Have you ever been fully engaged in a digital experience and didn’t quite know why? The content or your original objective became less important than the actual experience, and you found yourself interacting with it out of pure self-fulfillment? If so, then you have most likely experienced emotional design.
I was first introduced to emotional design at the 2010 Future of Web Design Conference, during a presentation by Aaron Walter, a User Experience Designer from MailChimp – easily my favorite of the day. The basic concept of emotional design revolves around our physiological needs as humans to emote and bond. And while the web as a digital experience (both desktop and portable) has a history of being impersonal, the rise of social media has completely changed the digital landscape, making it less private and creating a greater voice for the individual. This in turn creates a greater need for HCI (Human-Computer Interaction). In simple terms: Emotional Design creates a connection between man and machine. A metaphor Aaron provides really puts this in perspective: “Designing an interface to be usable is like a chef creating edible food.” Yes, edible is an acceptable result, but one is not necessarily left with a pleasurable or memorable experience. Creating a user experience that’s purely usable isn’t enough. As users, we desire personality with our interactions. Personality is the way we connect with one another. Products and services should be designed more like people with personalities than objects. Designing for emotion can create bonds with our targeted users, which ultimately gains their trust and has them coming back for more.
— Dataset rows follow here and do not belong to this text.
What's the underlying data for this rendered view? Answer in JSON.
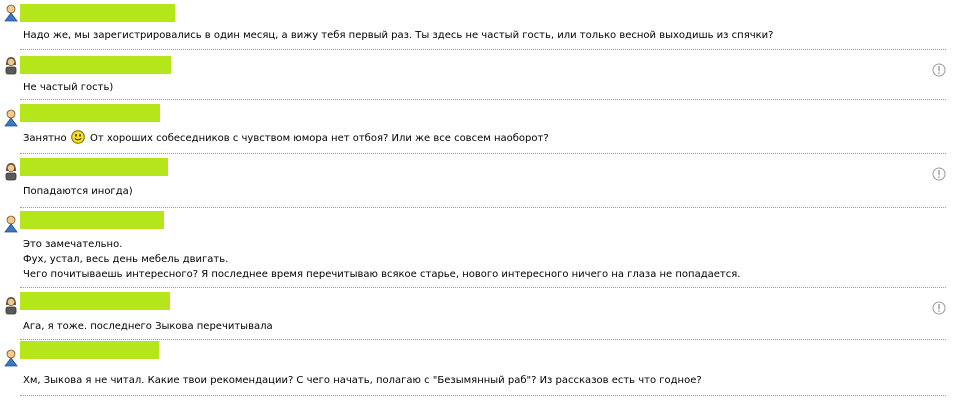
{
  "messages": [
    {
      "sender": "user-male",
      "lines": [
        "Надо же, мы зарегистрировались в один месяц, а вижу тебя первый раз. Ты здесь не частый гость, или только весной выходишь из спячки?"
      ],
      "report": false
    },
    {
      "sender": "user-female",
      "lines": [
        "Не частый гость)"
      ],
      "report": true
    },
    {
      "sender": "user-male",
      "lines": [
        "Занятно",
        "От хороших собеседников с чувством юмора нет отбоя? Или же все совсем наоборот?"
      ],
      "emoji": "smile-emoticon",
      "report": false
    },
    {
      "sender": "user-female",
      "lines": [
        "Попадаются иногда)"
      ],
      "report": true
    },
    {
      "sender": "user-male",
      "lines": [
        "Это замечательно.",
        "Фух, устал, весь день мебель двигать.",
        "Чего почитываешь интересного? Я последнее время перечитываю всякое старье, нового интересного ничего на глаза не попадается."
      ],
      "report": false
    },
    {
      "sender": "user-female",
      "lines": [
        "Ага, я тоже. последнего Зыкова перечитывала"
      ],
      "report": true
    },
    {
      "sender": "user-male",
      "lines": [
        "Хм, Зыкова я не читал. Какие твои рекомендации? С чего начать, полагаю с \"Безымянный раб\"? Из рассказов есть что годное?"
      ],
      "report": false
    }
  ],
  "colors": {
    "name_highlight": "#b4e61b",
    "separator": "#9a9a9a"
  },
  "icons": {
    "male_avatar": "male-user-icon",
    "female_avatar": "female-user-icon",
    "report": "exclamation-circle-icon"
  }
}
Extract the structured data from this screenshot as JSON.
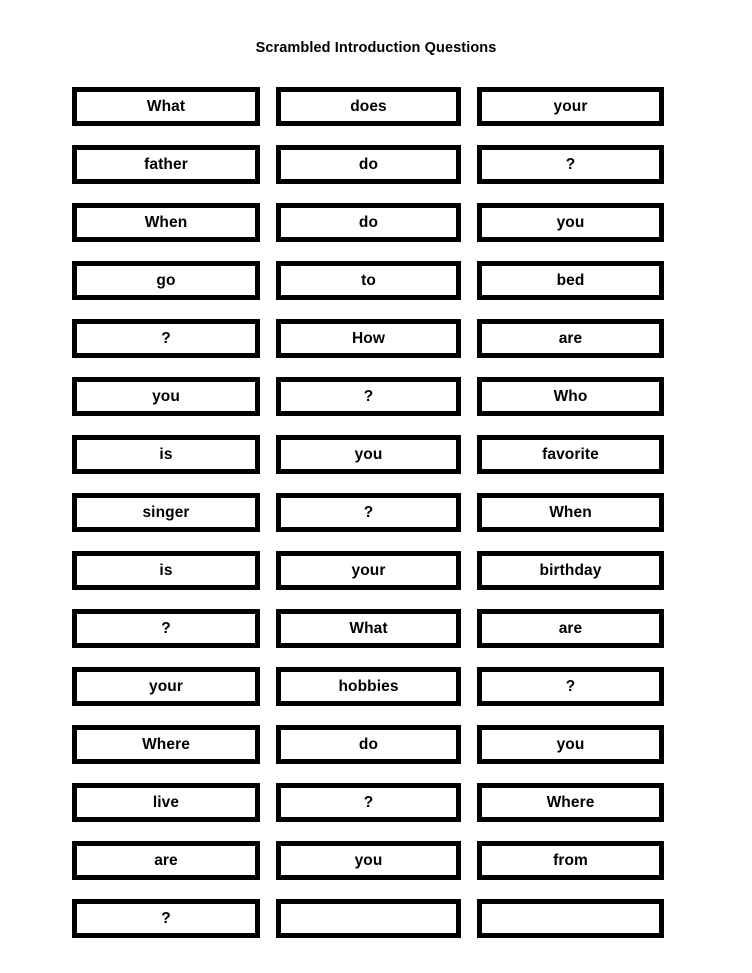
{
  "document": {
    "title": "Scrambled Introduction Questions",
    "background_color": "#ffffff",
    "text_color": "#000000",
    "card_border_color": "#000000",
    "card_fill_color": "#ffffff"
  },
  "grid": {
    "columns": 3,
    "rows": 15,
    "cells": [
      [
        "What",
        "does",
        "your"
      ],
      [
        "father",
        "do",
        "?"
      ],
      [
        "When",
        "do",
        "you"
      ],
      [
        "go",
        "to",
        "bed"
      ],
      [
        "?",
        "How",
        "are"
      ],
      [
        "you",
        "?",
        "Who"
      ],
      [
        "is",
        "you",
        "favorite"
      ],
      [
        "singer",
        "?",
        "When"
      ],
      [
        "is",
        "your",
        "birthday"
      ],
      [
        "?",
        "What",
        "are"
      ],
      [
        "your",
        "hobbies",
        "?"
      ],
      [
        "Where",
        "do",
        "you"
      ],
      [
        "live",
        "?",
        "Where"
      ],
      [
        "are",
        "you",
        "from"
      ],
      [
        "?",
        "",
        ""
      ]
    ]
  }
}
A successful emotional design creates an experience that is both pleasurable and memorable, rewarding users with positive emotion. Aaron offers his own graphic explanation that connects Maslow’s Hierarchy of Human Needs with a number of users’ needs (figure 1). We start at the bottom, building a functional experience by serving a purpose for our targeted users. Moving up the pyramid, we need to make sure that it’s reliable; users can count on our service. Next, our experiences need to be usable; users can understand how to perform basic tasks and remember how they function. The top layer – which is the most often ignored – is our need to have a pleasurable and delightful experience. The overall idea Aaron communicates is that it’s good to create something useful, but creating something that our users can enjoy and possibly connect with can be much more effective.
One standout example that Aaron gives is exemplified in his work with Mailchimp. Mailchimp is an email marketing service which functions much like Constant Contact, but with an exception: Frederick Von Chimpenheimer IV, a cartoon chimp (figure 2). Every day users are greeted by Freddie at the top of the page with a new message. An example given was “Why am I smiling you might ask? Because I’m not wearing any pants!” Aaron describes Freddie as a no-harm-no-foul treat for the site’s users. If you like the joke, great – it brought you enjoyment. If you didn’t care for the joke, it’s no big deal because he’s not in the way of your workflow, nor is he telling you to do something. Users have actually responded positively to Freddie. Take this featured tweet for example: “Oh MailChimp monkey. Just as I get frustrated w/ wrangling email addresses, you’re there w/ your little witticisms to cheer me up”. What Freddie offers MailChimp users – who could possibly be performing repetitive tasks – is enjoyment, making the site more pleasurable and in turn, more usable. Over time Freddie is also creating a tone between the audience and the application, which Aaron relates to human conditioning. Users of MailChimp have created Flickr accounts and blogs dedicated to the collection of day-to-day Freddie quotes. MailChimp Customer Service even reports users telling monkey jokes right back at them. Other Freddie treats include unique login screens – much like Google (figure 3), and a very unique way of measuring a previewed email by extending the pop up window (figure 4). I’ll let the picture explain itself.
MailChimp is just one of many examples out there. Companies like Apple and Google have created their businesses around the concept of designing for emotion. Going forward, we should strive for more out of our digital experiences. The ability to simply use a site should only serve as a portion of our business objectives and user needs. Going back to Aaron’s graphic, we should always keep that top layer of pleasure in mind when creating our digital experiences. We are now living in a social age, giving us more opportunity to connect with one another and become more personalized. Expressing our personalities allows us to be more human through our digital experiences, further making the need for the experience to be more human. Let’s create experiences that don’t rest on their ability to be just usable, but exceed by being enjoyable.
Below are some additional examples.